It’s very easy to get carried away with everything that needs to be done in business and sometimes lose sight of what we first set out to achieve when starting the business in the first place.
In the great business book, the E-Myth Revisited, Michael E Gerber talks about the three types of people needed to run a successful business.
- The Entrepreneur
- The Technician
- The Manager
Most people who start out in business fit into the Technician category, they have probably been good at what they do and have decided one day that it’s time to start their own business rather than just let someone else get all of the rewards from their efforts.
That’s great but running a successful long term business requires much more than just be able to produce or do something, even if it can be done very well. It also requires a mix of the mindset and skills that the Entrepreneur and Manager type of personalities can bring to the mix.
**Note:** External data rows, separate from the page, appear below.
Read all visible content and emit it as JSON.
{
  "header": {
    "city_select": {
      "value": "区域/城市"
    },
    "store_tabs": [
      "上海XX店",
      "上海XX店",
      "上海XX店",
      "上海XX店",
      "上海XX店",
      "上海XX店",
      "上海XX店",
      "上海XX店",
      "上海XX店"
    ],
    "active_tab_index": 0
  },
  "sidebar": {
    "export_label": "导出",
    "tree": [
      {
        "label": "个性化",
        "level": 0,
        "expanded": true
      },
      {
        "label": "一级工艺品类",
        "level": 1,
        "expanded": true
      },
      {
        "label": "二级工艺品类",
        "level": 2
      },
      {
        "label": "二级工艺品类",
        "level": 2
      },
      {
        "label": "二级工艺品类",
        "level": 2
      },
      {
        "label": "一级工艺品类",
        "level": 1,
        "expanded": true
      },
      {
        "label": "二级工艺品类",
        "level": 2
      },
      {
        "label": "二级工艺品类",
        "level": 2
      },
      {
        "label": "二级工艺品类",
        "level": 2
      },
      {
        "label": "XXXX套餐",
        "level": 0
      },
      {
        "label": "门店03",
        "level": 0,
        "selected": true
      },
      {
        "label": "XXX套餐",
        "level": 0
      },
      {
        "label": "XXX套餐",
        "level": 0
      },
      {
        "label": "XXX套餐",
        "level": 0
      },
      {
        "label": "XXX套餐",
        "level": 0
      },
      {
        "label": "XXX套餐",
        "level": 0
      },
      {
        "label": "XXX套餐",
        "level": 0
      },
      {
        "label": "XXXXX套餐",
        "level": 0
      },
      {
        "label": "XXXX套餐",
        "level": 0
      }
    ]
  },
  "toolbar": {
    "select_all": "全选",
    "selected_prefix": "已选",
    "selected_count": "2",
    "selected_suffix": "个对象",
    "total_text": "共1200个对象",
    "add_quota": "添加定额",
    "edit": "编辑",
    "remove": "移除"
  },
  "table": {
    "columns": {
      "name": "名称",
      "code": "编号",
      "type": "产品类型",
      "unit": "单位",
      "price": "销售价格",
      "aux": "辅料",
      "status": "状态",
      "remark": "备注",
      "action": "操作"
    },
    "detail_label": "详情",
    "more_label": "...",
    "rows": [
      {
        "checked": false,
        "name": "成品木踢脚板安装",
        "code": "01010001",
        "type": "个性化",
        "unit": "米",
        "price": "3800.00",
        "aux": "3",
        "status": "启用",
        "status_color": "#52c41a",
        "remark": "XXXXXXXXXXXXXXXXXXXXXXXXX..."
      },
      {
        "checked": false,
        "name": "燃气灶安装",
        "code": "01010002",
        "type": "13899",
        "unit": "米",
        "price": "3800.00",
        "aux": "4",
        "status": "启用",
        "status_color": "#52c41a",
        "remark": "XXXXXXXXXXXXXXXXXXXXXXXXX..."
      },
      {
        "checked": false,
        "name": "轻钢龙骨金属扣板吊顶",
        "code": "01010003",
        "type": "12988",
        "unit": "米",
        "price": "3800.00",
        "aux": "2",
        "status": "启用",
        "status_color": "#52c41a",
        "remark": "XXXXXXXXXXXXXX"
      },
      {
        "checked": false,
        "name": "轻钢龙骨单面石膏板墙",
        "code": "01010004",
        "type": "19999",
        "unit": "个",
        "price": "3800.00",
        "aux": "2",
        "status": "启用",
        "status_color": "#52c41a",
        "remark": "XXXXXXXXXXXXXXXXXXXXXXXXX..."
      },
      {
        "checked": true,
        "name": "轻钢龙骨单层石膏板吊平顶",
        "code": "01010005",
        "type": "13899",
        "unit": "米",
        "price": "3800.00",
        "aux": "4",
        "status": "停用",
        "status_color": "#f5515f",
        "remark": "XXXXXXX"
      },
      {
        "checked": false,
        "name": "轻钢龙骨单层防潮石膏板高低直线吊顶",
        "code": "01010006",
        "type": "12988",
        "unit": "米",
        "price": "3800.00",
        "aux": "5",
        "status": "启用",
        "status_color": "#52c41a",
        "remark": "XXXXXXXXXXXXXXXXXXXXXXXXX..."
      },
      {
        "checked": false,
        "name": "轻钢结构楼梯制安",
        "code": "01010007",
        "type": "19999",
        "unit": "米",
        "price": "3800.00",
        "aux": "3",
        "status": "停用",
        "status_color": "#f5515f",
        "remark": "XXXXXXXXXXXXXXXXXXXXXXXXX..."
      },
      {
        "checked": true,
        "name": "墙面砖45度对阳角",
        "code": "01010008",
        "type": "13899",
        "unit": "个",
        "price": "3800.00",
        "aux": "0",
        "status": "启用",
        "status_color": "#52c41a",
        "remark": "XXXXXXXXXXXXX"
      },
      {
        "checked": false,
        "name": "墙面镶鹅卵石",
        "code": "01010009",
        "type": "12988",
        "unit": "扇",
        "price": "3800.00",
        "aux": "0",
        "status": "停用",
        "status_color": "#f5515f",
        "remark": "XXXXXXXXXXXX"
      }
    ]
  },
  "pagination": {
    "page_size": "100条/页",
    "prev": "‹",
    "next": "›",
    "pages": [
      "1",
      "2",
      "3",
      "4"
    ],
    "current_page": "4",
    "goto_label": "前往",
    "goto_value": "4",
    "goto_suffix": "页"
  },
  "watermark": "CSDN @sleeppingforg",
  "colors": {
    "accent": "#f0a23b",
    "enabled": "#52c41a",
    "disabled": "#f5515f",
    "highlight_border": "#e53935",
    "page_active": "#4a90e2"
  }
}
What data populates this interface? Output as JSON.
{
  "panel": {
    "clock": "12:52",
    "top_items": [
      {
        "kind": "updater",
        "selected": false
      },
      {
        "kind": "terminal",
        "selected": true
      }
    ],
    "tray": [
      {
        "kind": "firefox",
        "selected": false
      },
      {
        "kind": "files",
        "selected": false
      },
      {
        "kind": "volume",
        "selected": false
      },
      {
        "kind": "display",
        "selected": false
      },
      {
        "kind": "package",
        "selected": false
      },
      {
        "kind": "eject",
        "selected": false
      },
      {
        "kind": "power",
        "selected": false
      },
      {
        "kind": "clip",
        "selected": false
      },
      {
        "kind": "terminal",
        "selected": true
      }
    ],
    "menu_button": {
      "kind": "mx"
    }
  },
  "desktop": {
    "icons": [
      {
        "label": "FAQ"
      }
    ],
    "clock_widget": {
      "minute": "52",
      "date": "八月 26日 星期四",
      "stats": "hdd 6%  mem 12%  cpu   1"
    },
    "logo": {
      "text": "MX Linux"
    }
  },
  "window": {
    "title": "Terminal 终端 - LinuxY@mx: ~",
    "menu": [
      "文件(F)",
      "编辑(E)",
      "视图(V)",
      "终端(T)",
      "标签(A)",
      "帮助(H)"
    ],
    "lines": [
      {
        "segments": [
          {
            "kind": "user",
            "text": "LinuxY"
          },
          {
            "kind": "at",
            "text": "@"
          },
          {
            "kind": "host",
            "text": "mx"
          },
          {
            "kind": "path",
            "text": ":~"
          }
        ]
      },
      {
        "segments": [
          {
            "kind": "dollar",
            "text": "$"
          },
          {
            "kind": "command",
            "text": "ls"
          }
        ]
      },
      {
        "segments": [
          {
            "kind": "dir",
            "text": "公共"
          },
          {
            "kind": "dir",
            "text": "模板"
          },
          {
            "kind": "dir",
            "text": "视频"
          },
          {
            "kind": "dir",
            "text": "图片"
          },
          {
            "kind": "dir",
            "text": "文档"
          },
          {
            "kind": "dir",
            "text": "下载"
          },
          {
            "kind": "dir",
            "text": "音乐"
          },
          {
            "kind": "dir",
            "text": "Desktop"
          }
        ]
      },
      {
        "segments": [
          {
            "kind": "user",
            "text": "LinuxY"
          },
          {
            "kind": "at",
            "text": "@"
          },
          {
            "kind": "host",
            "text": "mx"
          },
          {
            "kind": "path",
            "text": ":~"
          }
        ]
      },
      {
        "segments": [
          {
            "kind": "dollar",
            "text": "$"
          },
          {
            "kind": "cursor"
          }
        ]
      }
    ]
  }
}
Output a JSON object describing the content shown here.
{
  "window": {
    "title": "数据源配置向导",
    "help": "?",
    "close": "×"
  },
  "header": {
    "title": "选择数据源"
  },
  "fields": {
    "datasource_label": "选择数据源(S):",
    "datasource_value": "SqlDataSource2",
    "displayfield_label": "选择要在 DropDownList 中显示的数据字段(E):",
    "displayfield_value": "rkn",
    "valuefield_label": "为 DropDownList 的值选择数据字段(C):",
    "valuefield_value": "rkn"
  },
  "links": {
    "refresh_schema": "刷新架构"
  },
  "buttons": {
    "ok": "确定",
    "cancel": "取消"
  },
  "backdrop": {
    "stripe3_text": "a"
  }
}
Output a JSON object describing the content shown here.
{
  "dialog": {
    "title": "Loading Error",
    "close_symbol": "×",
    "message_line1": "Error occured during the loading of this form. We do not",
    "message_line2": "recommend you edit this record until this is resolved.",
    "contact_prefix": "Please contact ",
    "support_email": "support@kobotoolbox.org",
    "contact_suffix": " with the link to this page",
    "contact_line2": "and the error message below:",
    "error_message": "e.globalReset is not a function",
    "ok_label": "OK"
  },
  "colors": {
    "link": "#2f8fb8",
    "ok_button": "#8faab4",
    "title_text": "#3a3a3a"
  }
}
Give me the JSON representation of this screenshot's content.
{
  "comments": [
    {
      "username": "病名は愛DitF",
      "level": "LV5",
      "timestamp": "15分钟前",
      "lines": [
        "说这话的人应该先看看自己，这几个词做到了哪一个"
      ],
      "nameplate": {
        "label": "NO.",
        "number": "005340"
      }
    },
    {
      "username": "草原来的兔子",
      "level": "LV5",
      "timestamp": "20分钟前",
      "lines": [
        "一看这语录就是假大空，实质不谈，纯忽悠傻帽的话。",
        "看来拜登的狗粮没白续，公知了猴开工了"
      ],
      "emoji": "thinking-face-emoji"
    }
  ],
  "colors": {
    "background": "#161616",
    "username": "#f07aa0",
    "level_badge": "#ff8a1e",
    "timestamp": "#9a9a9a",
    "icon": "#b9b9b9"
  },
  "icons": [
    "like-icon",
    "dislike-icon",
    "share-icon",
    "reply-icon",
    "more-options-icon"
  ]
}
There are so many components that need to be addressed and attended to, to ensure the business has every chance of ongoing success. The key elements of running a successful business include:
- Sales Strategy
So let’s look at the Processes required, because this is where a really good CRM can make all of the difference…
Firstly, by defining the sales processes that work for your business and including these in your CRM, you can be sure that your sales will be maximised. Importantly, this will mean that you can train new members into your team who are able to follow the steps or processes you have defined. They will be able to sell without “selling”.
Secondly, a good CRM should work with your accounting system so that you keep all of your records updated automatically. This will mean that you are able to track the progress of your business and improve on what “works” and really develop your business.
Serving the Customer
Only with the right systems in place, are you able to take an oversight of your business, rather than just having to concentrate on “getting things done” or producing something. You can start to see each customer as an opportunity to serve, rather than as a distraction from the work you have to get completed. With systems in place you can concentrate on your business and trust in the processes you have put in place to take care of the work that needs to be done.
The E-Myth Revisited: Michael E Gerber
Example Business Components: John Kettley from The Sales Masters Guild
Written by Bryce Anderson, read more about the author on Google+